Have you ever had an interaction with a person who claimed they just weren’t a morning person? I hear people say that all the time and somehow we just excuse whatever foul up, blunder, mistake, rudeness or utter lack of focus and attention to just “Oh well, he’s just not a morning person”. I’m done letting people get off that easy. Wake up people, figuratively and literally, just wake up. There is a reason for this morning lethargy and sleep apnea just may be that dirty culprit behind it all.
I and my fellow sleep technicians have spent many years graciously smiling and being sympathetic to cranky and tired people that we met in the sleep lab all because we know that these people are moody, irritable, sleep deprived , and probably haven’t had a good night’s sleep in years as a result of undiagnosed sleep apnea. I would put the odds at 4 to 1 that they are only there because of:
1.) My wife made me do it.
2.) My doctor made me do it.
3.) My job made me do it.
4.) My husband did it. Loves his CPAP. Now says my snoring is keeping him awake.
5.) Camping or travel buddies make them get their own hotel room or tent because no one can stand to hear them snore.
So tell Mr. I’m Not A Morning Person it’s not another cup of coffee he needs but rather a sleep test and possibly a CPAP
I Use My CPAP Every Night but I Still Wake Up Tired.
We hear this one all the time so let me just list some possible reasons and see if you fall into this category.
1.) You haven’t had a sleep study reevaluation in a number of years and you are using a fixed pressure CPAP machine (a standard CPAP that only blow out 1 pressure setting after it has ramped up). Odds are you need a pressure change, most likely an increase. Weight changes and aging play a role in the need for more CPAP pressure.
2.) You are only wearing your machine a portion of time you are sleeping. Let’s do the math.
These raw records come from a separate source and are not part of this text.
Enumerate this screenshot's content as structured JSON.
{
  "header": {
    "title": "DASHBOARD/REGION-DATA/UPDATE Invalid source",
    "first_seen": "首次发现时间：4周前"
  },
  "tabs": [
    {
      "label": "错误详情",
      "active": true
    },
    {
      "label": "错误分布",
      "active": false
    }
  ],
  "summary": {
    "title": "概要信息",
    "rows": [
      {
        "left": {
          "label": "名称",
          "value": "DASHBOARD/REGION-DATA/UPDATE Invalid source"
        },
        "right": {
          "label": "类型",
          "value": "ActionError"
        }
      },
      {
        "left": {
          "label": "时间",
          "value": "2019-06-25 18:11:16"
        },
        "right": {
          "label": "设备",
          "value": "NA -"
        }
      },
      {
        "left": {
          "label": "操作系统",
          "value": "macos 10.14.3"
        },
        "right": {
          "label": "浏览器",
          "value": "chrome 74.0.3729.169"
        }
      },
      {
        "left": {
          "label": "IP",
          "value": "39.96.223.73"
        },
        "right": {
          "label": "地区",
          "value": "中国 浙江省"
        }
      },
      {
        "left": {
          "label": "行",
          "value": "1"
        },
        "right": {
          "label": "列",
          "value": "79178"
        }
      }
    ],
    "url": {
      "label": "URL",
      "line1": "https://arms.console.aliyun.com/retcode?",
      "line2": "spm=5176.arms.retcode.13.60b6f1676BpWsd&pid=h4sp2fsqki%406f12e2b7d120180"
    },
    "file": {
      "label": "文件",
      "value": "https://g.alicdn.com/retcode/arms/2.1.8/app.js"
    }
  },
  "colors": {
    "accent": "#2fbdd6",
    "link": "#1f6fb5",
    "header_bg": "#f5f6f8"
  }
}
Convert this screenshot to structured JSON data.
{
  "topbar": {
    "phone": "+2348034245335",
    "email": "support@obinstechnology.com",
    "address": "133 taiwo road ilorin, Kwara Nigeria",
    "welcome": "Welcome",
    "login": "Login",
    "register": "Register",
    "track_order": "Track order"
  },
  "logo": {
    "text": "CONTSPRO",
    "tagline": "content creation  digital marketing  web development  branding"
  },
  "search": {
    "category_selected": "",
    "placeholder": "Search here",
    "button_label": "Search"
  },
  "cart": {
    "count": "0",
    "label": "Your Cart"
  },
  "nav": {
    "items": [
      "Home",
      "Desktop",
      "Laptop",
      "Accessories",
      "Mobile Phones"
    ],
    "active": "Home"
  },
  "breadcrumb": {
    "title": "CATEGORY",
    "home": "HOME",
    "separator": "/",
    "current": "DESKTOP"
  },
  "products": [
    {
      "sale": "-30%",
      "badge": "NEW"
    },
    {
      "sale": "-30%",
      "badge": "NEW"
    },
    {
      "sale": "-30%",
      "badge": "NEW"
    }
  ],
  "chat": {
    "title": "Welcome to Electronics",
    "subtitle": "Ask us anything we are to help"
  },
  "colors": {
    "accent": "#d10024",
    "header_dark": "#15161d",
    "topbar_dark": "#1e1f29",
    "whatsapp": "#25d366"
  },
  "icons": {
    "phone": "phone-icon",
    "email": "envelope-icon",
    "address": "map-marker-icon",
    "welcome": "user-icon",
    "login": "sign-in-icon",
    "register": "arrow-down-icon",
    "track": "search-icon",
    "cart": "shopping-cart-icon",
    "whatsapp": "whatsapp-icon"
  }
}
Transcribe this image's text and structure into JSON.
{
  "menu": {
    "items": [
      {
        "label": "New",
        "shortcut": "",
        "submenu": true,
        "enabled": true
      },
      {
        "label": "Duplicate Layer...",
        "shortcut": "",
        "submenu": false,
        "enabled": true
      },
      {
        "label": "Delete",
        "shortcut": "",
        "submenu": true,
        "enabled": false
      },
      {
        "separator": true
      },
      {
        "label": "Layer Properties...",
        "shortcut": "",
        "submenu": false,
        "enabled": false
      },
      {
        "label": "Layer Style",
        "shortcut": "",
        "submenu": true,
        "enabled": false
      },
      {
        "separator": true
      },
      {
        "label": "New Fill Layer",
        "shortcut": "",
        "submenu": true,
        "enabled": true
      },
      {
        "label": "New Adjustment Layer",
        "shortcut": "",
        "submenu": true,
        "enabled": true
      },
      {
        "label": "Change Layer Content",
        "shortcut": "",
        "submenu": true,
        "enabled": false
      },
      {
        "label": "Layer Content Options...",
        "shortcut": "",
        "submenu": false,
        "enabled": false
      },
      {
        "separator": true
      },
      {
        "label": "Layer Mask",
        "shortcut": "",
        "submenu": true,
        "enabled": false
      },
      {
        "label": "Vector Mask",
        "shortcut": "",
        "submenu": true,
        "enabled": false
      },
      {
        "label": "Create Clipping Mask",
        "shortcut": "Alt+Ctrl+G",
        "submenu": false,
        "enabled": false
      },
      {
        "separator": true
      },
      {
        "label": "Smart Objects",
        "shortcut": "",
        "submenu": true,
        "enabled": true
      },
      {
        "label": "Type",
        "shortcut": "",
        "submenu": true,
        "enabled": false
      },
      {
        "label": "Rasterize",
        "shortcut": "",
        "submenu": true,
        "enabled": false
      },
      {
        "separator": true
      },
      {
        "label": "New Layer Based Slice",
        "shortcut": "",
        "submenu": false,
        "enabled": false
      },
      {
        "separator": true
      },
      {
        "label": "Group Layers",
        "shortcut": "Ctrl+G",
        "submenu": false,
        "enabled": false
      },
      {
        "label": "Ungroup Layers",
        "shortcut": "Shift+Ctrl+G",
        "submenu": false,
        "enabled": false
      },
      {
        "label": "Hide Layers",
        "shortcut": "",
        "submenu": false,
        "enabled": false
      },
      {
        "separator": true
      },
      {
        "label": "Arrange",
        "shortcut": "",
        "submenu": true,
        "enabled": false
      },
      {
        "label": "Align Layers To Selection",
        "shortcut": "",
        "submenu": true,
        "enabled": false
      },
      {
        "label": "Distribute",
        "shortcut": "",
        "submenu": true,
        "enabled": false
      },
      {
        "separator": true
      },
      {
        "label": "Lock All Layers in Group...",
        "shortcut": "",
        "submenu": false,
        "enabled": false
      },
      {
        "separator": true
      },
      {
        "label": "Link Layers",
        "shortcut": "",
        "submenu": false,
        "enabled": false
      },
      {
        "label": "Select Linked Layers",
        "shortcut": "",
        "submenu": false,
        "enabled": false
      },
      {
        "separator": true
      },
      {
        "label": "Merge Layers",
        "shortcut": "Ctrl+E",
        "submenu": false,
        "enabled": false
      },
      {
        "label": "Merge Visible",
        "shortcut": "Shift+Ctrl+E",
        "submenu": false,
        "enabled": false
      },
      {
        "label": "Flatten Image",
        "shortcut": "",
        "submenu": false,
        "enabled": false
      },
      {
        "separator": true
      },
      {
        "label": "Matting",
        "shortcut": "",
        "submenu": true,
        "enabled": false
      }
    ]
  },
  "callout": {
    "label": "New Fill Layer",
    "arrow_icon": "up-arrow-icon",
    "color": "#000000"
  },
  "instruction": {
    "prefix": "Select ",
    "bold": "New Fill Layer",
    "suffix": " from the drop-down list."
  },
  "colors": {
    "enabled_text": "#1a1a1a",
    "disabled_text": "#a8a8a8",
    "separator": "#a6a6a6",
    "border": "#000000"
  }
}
If your sleep study said you quit breathing 400 times during your 8 hour sleep study and you are using your CPAP for only 4 hours per night then you are still having 200 apneas during the night. If you broke both arms, you wouldn’t only get a cast for one of them. Use the CPAP whenever you sleep.
3.) Your mouth breathing. All of the air that is going from your CPAP machine to your mask and into your nasal passage is escaping through your mouth and not providing the splint in your airway to eliminate your apnea. Get a Full Face CPAP mask or a CPAP mask chin strap if you continue to use a nasal or nasal pillow mask.
4.) Your CPAP mask is leaking. The silicone cushion for the CPAP mask is meant to be cleaned daily to remove facial oil build up and it is recommended to replace it every 3-6 months. If too much air is leaking, you are not getting the intended delivered pressure to keep the airway open.
5.) Your machine needs repaired or recalibrated to blow out the intended pressure. CPAP machines do need serviced and it is recommended to make sure it is blowing out the correct pressures over time.
6.) There may be another underlying sleep disorder. You may not be getting the fully amount of required sleep your body needs (7.5-8.5 hours).
Tune in next week when we address the ugly ramifications of the local DME company that wants to take your CPAP machine away if you’re not using it enough.